Figure 9.6 Solar Convection Transport of energy in the Sun’s convection zone. We can visualize this region as a boiling, seething sea of gas. Each convective cell at the top of the convection zone is about 1000 km across. The cells are arranged in tiers, with cells of progressively smaller size at increasing distance from the center. (This is a highly simplified diagram.)
Figure 9.6 is a schematic diagram of the solar convection zone. There is a hierarchy of convection cells, organized in tiers at different depths. The deepest tier, about 200,000 km below the photosphere, is thought to contain cells tens of thousands of kilometers in diameter. Energy is carried upward through a series of progressively smaller cells, stacked one upon another until, at a depth of about 1000 km below the photosphere, the individual cells are about 1000 km across. The top of this uppermost tier of convection is the solar photosphere.

Convection does not proceed into the solar atmosphere. In and above the photosphere, the density is so low that the gas is transparent and radiation once again becomes the mechanism of energy transport. Photons reaching the photosphere escape freely into space.

Evidence for Solar Convection

Figure 9.7 Solar Granulation A photograph of the granulated solar photosphere, taken from the Skylab space station. Typical solar granules are comparable in size to Earth’s continents. The bright portions of the image are regions where hot material is upwelling from below, as shown in Figure 9.6. The dark regions correspond to cooler gas that is sinking back down into the interior. (Palomar Observatory)
In part, our knowledge of solar convection is derived indirectly, from computer models of the solar interior. However, astronomers also have some direct evidence of conditions in the convection zone. Figure 9.7 is a high-resolution photograph of the solar surface. The visible surface is highly mottled with regions of bright and dark gas known as granules. This granulation of the solar surface is a direct reflection of motion in the convection zone. Each bright granule measures about 1000 km across and has a lifetime of between 5 and 10 minutes.

Each granule forms the topmost part of a solar convection cell. Doppler measurements indicate that the bright granules are moving outward with speeds of about 1 km/s, while the dark granules are moving down into the solar interior, exactly as we would expect for the topmost tier of convection in Figure 9.6. (More Precisely 2-3) The brightness variations of the granules result from differences in temperature. The upwelling gas is hotter and therefore (by Stefan’s law) emits more radiation than the cooler downwelling gas. (Sec. 2.4) The adjacent bright and dark gases appear to contrast considerably, but in reality their temperature difference is less than about 500 K.

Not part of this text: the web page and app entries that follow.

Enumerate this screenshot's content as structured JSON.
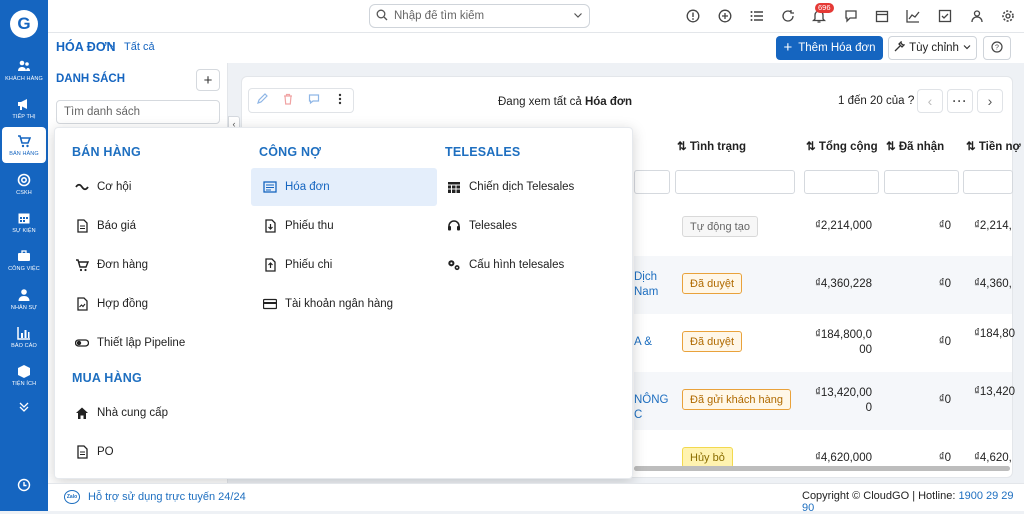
{
  "colors": {
    "brand": "#1565c0",
    "badge_draft_border": "#cfcfcf",
    "badge_approved": "#e9a23b",
    "badge_cancel": "#f2d94e"
  },
  "rail": {
    "items": [
      {
        "label": "KHÁCH HÀNG",
        "icon": "users-icon"
      },
      {
        "label": "TIẾP THỊ",
        "icon": "megaphone-icon"
      },
      {
        "label": "BÁN HÀNG",
        "icon": "cart-icon"
      },
      {
        "label": "CSKH",
        "icon": "support-icon"
      },
      {
        "label": "SỰ KIỆN",
        "icon": "calendar-icon"
      },
      {
        "label": "CÔNG VIỆC",
        "icon": "briefcase-icon"
      },
      {
        "label": "NHÂN SỰ",
        "icon": "person-icon"
      },
      {
        "label": "BÁO CÁO",
        "icon": "report-icon"
      },
      {
        "label": "TIỆN ÍCH",
        "icon": "box-icon"
      }
    ]
  },
  "topbar": {
    "search_placeholder": "Nhập để tìm kiếm",
    "notif_count": "696"
  },
  "header": {
    "title": "HÓA ĐƠN",
    "breadcrumb": "Tất cả",
    "add_label": "Thêm Hóa đơn",
    "custom_label": "Tùy chỉnh"
  },
  "listpanel": {
    "title": "DANH SÁCH",
    "search_placeholder": "Tìm danh sách"
  },
  "main": {
    "viewing_prefix": "Đang xem tất cả ",
    "viewing_entity": "Hóa đơn",
    "pager": "1 đến 20 của"
  },
  "table": {
    "headers": [
      "Tình trạng",
      "Tổng cộng",
      "Đã nhận",
      "Tiền nợ"
    ],
    "rows": [
      {
        "name": "",
        "status": "Tự động tạo",
        "status_kind": "draft",
        "total": "₫2,214,000",
        "received": "₫0",
        "due": "₫2,214,"
      },
      {
        "name": "Dịch\nNam",
        "status": "Đã duyệt",
        "status_kind": "approved",
        "total": "₫4,360,228",
        "received": "₫0",
        "due": "₫4,360,"
      },
      {
        "name": "A &",
        "status": "Đã duyệt",
        "status_kind": "approved",
        "total": "₫184,800,0\n00",
        "received": "₫0",
        "due": "₫184,80"
      },
      {
        "name": "NÔNG\nC",
        "status": "Đã gửi khách hàng",
        "status_kind": "approved",
        "total": "₫13,420,00\n0",
        "received": "₫0",
        "due": "₫13,420"
      },
      {
        "name": "",
        "status": "Hủy bỏ",
        "status_kind": "cancel",
        "total": "₫4,620,000",
        "received": "₫0",
        "due": "₫4,620,"
      }
    ]
  },
  "mega": {
    "sections": [
      {
        "title": "BÁN HÀNG",
        "items": [
          {
            "label": "Cơ hội",
            "icon": "opportunity-icon"
          },
          {
            "label": "Báo giá",
            "icon": "quote-icon"
          },
          {
            "label": "Đơn hàng",
            "icon": "cart-icon"
          },
          {
            "label": "Hợp đồng",
            "icon": "contract-icon"
          },
          {
            "label": "Thiết lập Pipeline",
            "icon": "pipeline-icon"
          }
        ]
      },
      {
        "title": "MUA HÀNG",
        "items": [
          {
            "label": "Nhà cung cấp",
            "icon": "home-icon"
          },
          {
            "label": "PO",
            "icon": "document-icon"
          }
        ]
      },
      {
        "title": "CÔNG NỢ",
        "items": [
          {
            "label": "Hóa đơn",
            "icon": "invoice-icon"
          },
          {
            "label": "Phiếu thu",
            "icon": "receipt-in-icon"
          },
          {
            "label": "Phiếu chi",
            "icon": "receipt-out-icon"
          },
          {
            "label": "Tài khoản ngân hàng",
            "icon": "bank-card-icon"
          }
        ]
      },
      {
        "title": "TELESALES",
        "items": [
          {
            "label": "Chiến dịch Telesales",
            "icon": "campaign-icon"
          },
          {
            "label": "Telesales",
            "icon": "headset-icon"
          },
          {
            "label": "Cấu hình telesales",
            "icon": "cogs-icon"
          }
        ]
      }
    ]
  },
  "footer": {
    "zalo": "Zalo",
    "support": "Hỗ trợ sử dụng trực tuyến 24/24",
    "copyright": "Copyright © CloudGO | Hotline: ",
    "hotline": "1900 29 29 90"
  }
}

Careful measurements also reveal a much larger-scale flow beneath the solar surface. Supergranulation is a flow pattern quite similar to granulation except that supergranulation cells measure some 30,000 km across. As with granulation, material upwells at the center of the cells, flows across the surface, then sinks down again at the edges. Scientists believe that supergranules are the imprint on the photosphere of the deepest tier of large convective cells depicted in Figure 9.6.

Concept Check

Describe the two distinct ways in which energy moves outward from the solar core to the photosphere.